>>>

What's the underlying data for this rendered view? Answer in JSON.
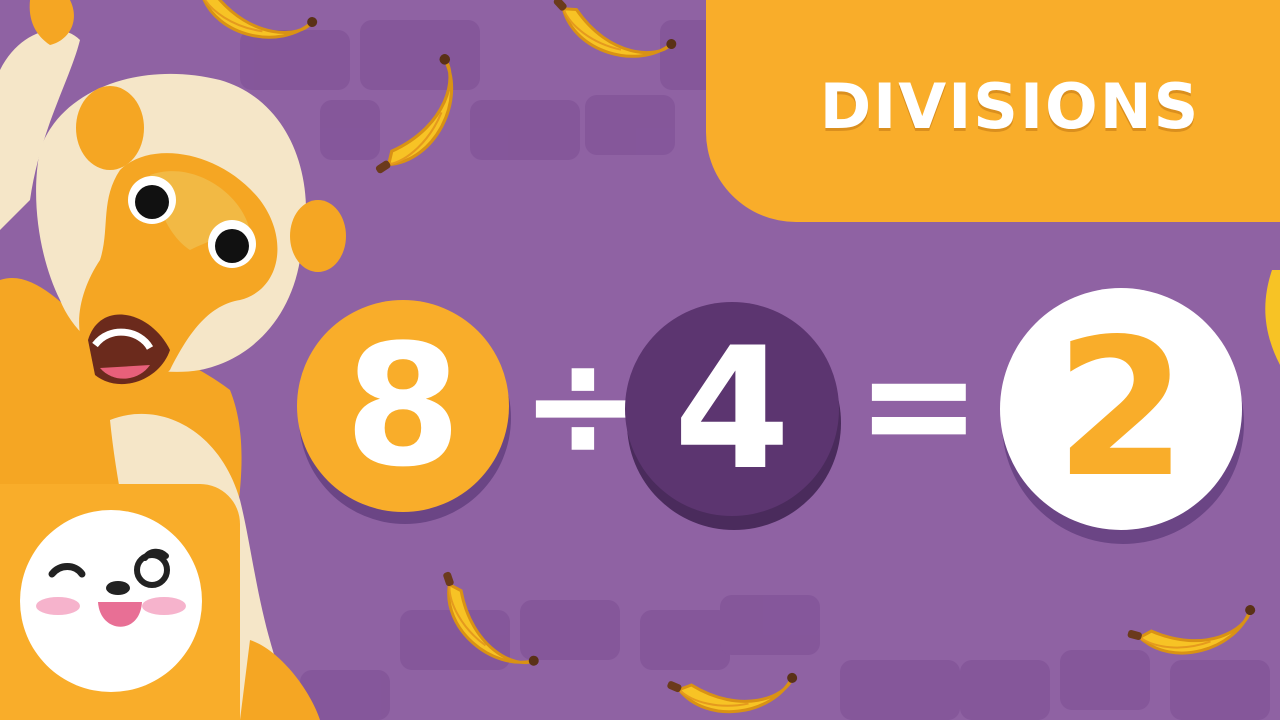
{
  "title": "DIVISIONS",
  "equation": {
    "dividend": "8",
    "divide_symbol": "÷",
    "divisor": "4",
    "equals_symbol": "=",
    "result": "2"
  },
  "colors": {
    "background": "#8f62a3",
    "accent_orange": "#f9ad2a",
    "dark_purple": "#5c3570",
    "white": "#ffffff"
  },
  "icons": [
    "monkey-illustration",
    "banana-icon",
    "smiling-face-logo"
  ]
}
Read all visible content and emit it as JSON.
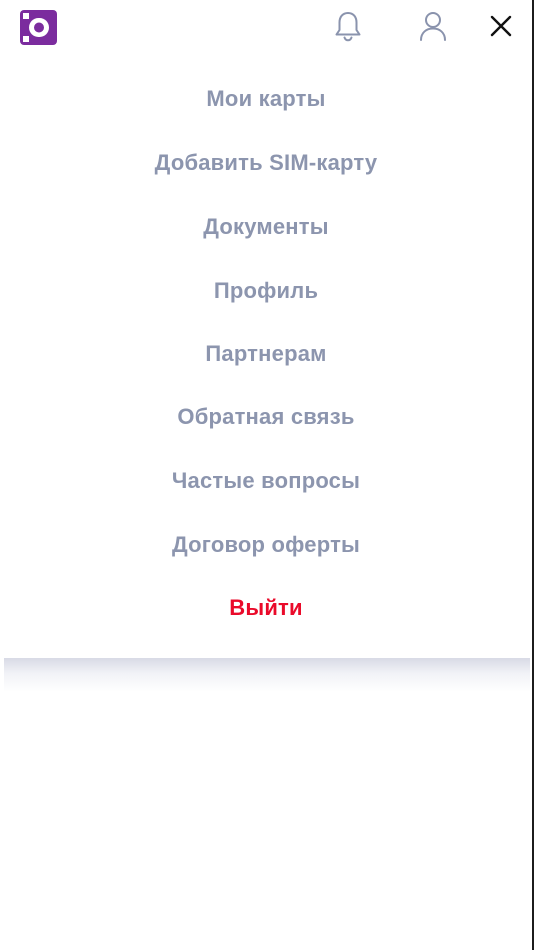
{
  "header": {
    "logo_icon": "brand-logo-icon",
    "bell_icon": "bell-icon",
    "user_icon": "user-icon",
    "close_icon": "close-icon",
    "brand_color": "#7b2c9e"
  },
  "menu": {
    "items": [
      {
        "label": "Мои карты"
      },
      {
        "label": "Добавить SIM-карту"
      },
      {
        "label": "Документы"
      },
      {
        "label": "Профиль"
      },
      {
        "label": "Партнерам"
      },
      {
        "label": "Обратная связь"
      },
      {
        "label": "Частые вопросы"
      },
      {
        "label": "Договор оферты"
      }
    ],
    "logout_label": "Выйти",
    "item_color": "#8c95ae",
    "logout_color": "#ea0a2a"
  }
}
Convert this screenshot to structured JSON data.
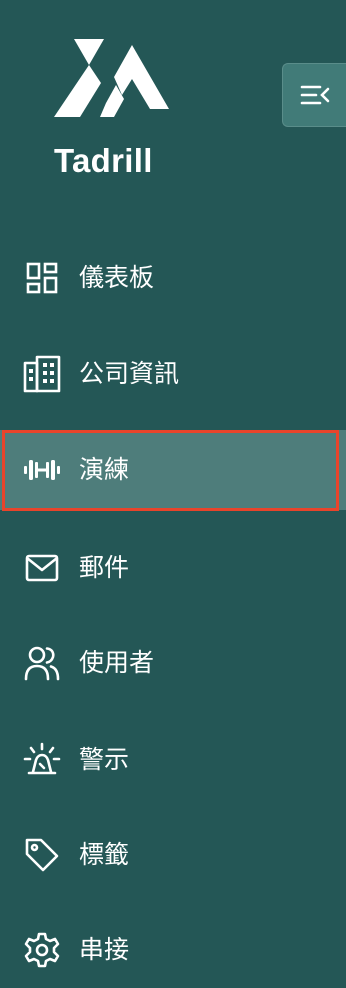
{
  "brand": {
    "name": "Tadrill",
    "logo_icon": "tadrill-logo-mark"
  },
  "collapse_button": {
    "icon": "menu-collapse-icon"
  },
  "nav": {
    "items": [
      {
        "label": "儀表板",
        "icon": "dashboard-icon",
        "active": false
      },
      {
        "label": "公司資訊",
        "icon": "building-icon",
        "active": false
      },
      {
        "label": "演練",
        "icon": "dumbbell-icon",
        "active": true
      },
      {
        "label": "郵件",
        "icon": "mail-icon",
        "active": false
      },
      {
        "label": "使用者",
        "icon": "users-icon",
        "active": false
      },
      {
        "label": "警示",
        "icon": "alarm-icon",
        "active": false
      },
      {
        "label": "標籤",
        "icon": "tag-icon",
        "active": false
      },
      {
        "label": "串接",
        "icon": "gear-icon",
        "active": false
      }
    ]
  },
  "colors": {
    "sidebar_bg": "#245756",
    "active_bg": "#4e7d7b",
    "highlight_outline": "#e8442b",
    "text": "#ffffff"
  }
}
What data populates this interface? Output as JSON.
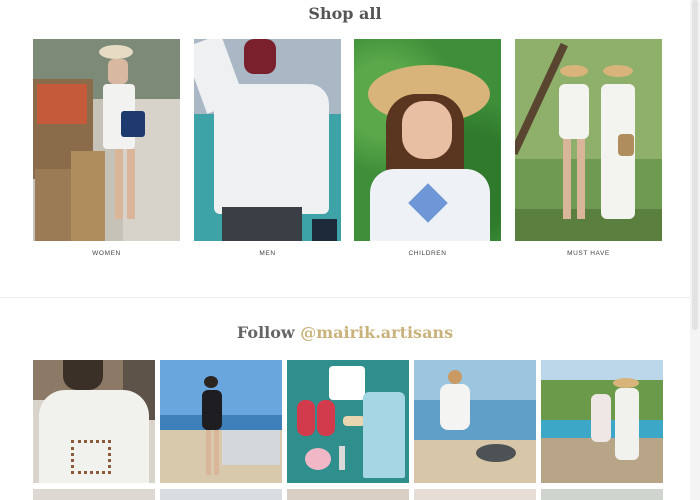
{
  "shop": {
    "title": "Shop all",
    "categories": [
      {
        "label": "WOMEN"
      },
      {
        "label": "MEN"
      },
      {
        "label": "CHILDREN"
      },
      {
        "label": "MUST HAVE"
      }
    ]
  },
  "follow": {
    "prefix": "Follow ",
    "handle": "@mairik.artisans"
  },
  "colors": {
    "accent": "#c9b27c",
    "sea": "#3aa6a8",
    "leaf": "#3f8f3a",
    "embroidery": "#4f7fd0"
  }
}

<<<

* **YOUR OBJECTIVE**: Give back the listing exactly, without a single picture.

* **REPLY TO THE TASK**:
What's the underlying data for this rendered view? Answer in JSON.
{
  "title": "DIVISIONS",
  "equation": {
    "dividend": "8",
    "divide_symbol": "÷",
    "divisor": "4",
    "equals_symbol": "=",
    "result": "2"
  },
  "colors": {
    "background": "#8f62a3",
    "accent_orange": "#f9ad2a",
    "dark_purple": "#5c3570",
    "white": "#ffffff"
  },
  "icons": [
    "monkey-illustration",
    "banana-icon",
    "smiling-face-logo"
  ]
}
Read all visible content and emit it as JSON.
{
  "header": {
    "logo_icon": "brand-logo-icon",
    "bell_icon": "bell-icon",
    "user_icon": "user-icon",
    "close_icon": "close-icon",
    "brand_color": "#7b2c9e"
  },
  "menu": {
    "items": [
      {
        "label": "Мои карты"
      },
      {
        "label": "Добавить SIM-карту"
      },
      {
        "label": "Документы"
      },
      {
        "label": "Профиль"
      },
      {
        "label": "Партнерам"
      },
      {
        "label": "Обратная связь"
      },
      {
        "label": "Частые вопросы"
      },
      {
        "label": "Договор оферты"
      }
    ],
    "logout_label": "Выйти",
    "item_color": "#8c95ae",
    "logout_color": "#ea0a2a"
  }
}
Convert this screenshot to structured JSON data.
{
  "brand": {
    "name": "Tadrill",
    "logo_icon": "tadrill-logo-mark"
  },
  "collapse_button": {
    "icon": "menu-collapse-icon"
  },
  "nav": {
    "items": [
      {
        "label": "儀表板",
        "icon": "dashboard-icon",
        "active": false
      },
      {
        "label": "公司資訊",
        "icon": "building-icon",
        "active": false
      },
      {
        "label": "演練",
        "icon": "dumbbell-icon",
        "active": true
      },
      {
        "label": "郵件",
        "icon": "mail-icon",
        "active": false
      },
      {
        "label": "使用者",
        "icon": "users-icon",
        "active": false
      },
      {
        "label": "警示",
        "icon": "alarm-icon",
        "active": false
      },
      {
        "label": "標籤",
        "icon": "tag-icon",
        "active": false
      },
      {
        "label": "串接",
        "icon": "gear-icon",
        "active": false
      }
    ]
  },
  "colors": {
    "sidebar_bg": "#245756",
    "active_bg": "#4e7d7b",
    "highlight_outline": "#e8442b",
    "text": "#ffffff"
  }
}
What data populates this interface? Output as JSON.
{
  "shop": {
    "title": "Shop all",
    "categories": [
      {
        "label": "WOMEN"
      },
      {
        "label": "MEN"
      },
      {
        "label": "CHILDREN"
      },
      {
        "label": "MUST HAVE"
      }
    ]
  },
  "follow": {
    "prefix": "Follow ",
    "handle": "@mairik.artisans"
  },
  "colors": {
    "accent": "#c9b27c",
    "sea": "#3aa6a8",
    "leaf": "#3f8f3a",
    "embroidery": "#4f7fd0"
  }
}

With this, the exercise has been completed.